Thursday, October 03, 2013

We Are Alone

No body has our back in local journalism. Thursday evenings  lead stories on the three local Albuquerque TV newscasts.....2 led with a story about a rabid bat and one about a crime scene with a reenactment by a so called reporter.  Lead stories on the thousands of local  laid off federal workers...none.  Will some one please give the news directors and anchors at these TV stations a mind meld with the departed spirit of Edward R. Murrow?  Damn.


Anonymous said...

Jim, I've said this before and I'll say it again: I often disagree with you on matters but not here. The degree of misinformation and blatant omission of important and relavent news by the AJ is mind boggling. Truly not fit for dog droppings it is.

Bubba Muntzer said...

That's a great headline - We Are Alone.

It may mean different things to different people. It has a meaning in the context of your blog post, but even at that, there are still the implications of being alone. What does that mean?

What are the consequences, the causes?

What about remedies? If you look at just the consequences of being alone, one set of remedies might come to mind. But if you look at the causes, another set might.

I've heard and read of instances where government workers are going to work knowing they might not get paid for it. I wonder, if the media looked up some of those people, what the public reaction would be?

We've been trained to resent public sector workers, but we've been trained to do more than that. We suspect and distrust everyone at some level. Yes, when we get to know individuals we gradually lower our barriers, but on seeing an unknown individual the immediate reaction is distrust.

We are, indeed, alone. Oh, we have family, some of us, we have a small circle of the trusted. But that isn't enough to remedy the problems we face as a society. For that you need political power. The power of the polity, the support of the whole.

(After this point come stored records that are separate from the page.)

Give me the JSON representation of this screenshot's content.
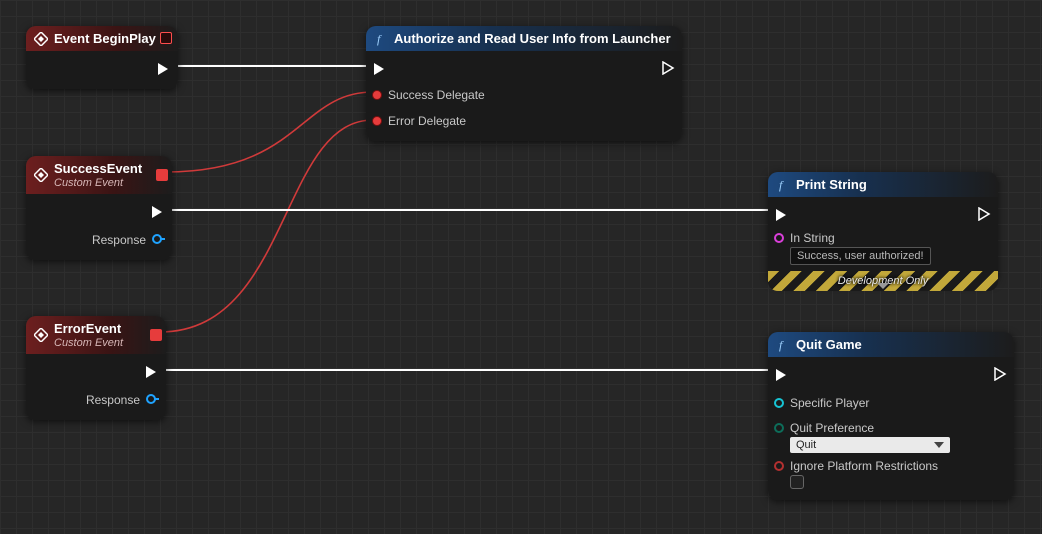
{
  "nodes": {
    "begin_play": {
      "title": "Event BeginPlay"
    },
    "authorize": {
      "title": "Authorize and Read User Info from Launcher",
      "inputs": {
        "success_delegate": "Success Delegate",
        "error_delegate": "Error Delegate"
      }
    },
    "success_event": {
      "title": "SuccessEvent",
      "subtitle": "Custom Event",
      "outputs": {
        "response": "Response"
      }
    },
    "error_event": {
      "title": "ErrorEvent",
      "subtitle": "Custom Event",
      "outputs": {
        "response": "Response"
      }
    },
    "print_string": {
      "title": "Print String",
      "in_string_label": "In String",
      "in_string_value": "Success, user authorized!",
      "dev_only": "Development Only"
    },
    "quit_game": {
      "title": "Quit Game",
      "specific_player": "Specific Player",
      "quit_pref_label": "Quit Preference",
      "quit_pref_value": "Quit",
      "ignore_platform": "Ignore Platform Restrictions"
    }
  }
}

Party politics can solve problems only insofar as the solutions coincide with or do not oppose the interest of the ruling class, as when the New Deal and Great Society programs were enacted -- were allowed to be.

A lot of people are put off by talk of class consciousness -- have been trained to be -- but whether it's called Socialism or whatever, I don't know of anything else that overcomes the barriers that keep us divided and alone like economic class solidarity.

Solidarity by racial or ethnic group or political party or garden club or golf partners or the guys at work I get along with just amounts to a further splintering.

We, the 99 percent, as a class have most of our interests in common. The president didn't invite us to the White House the other day. There were no working class people, no union members, no government workers. Obama had Jaimie Dimon, JPMorgan Chase's CEO, Goldman Sachs CEO Lloyd Blankfein, Bank of America CEO Brian Moynihan and other members of the ruling class up to the big house for talks.

Even though the deficit has been decreasing, Obama is not mentioning that. Despite it not being trumpeted in the media, he is once once again offering to cut Social Security and Medicare and accept Republicans' figures for cutting the deficit.

If you're attacking the 99 percent you start with the most politically powerless and work your way up. Even if you can't see that happening, where is your power going to come from if you abandon them, if you can stomach abandoning them?

We're either all in it together, or we're alone.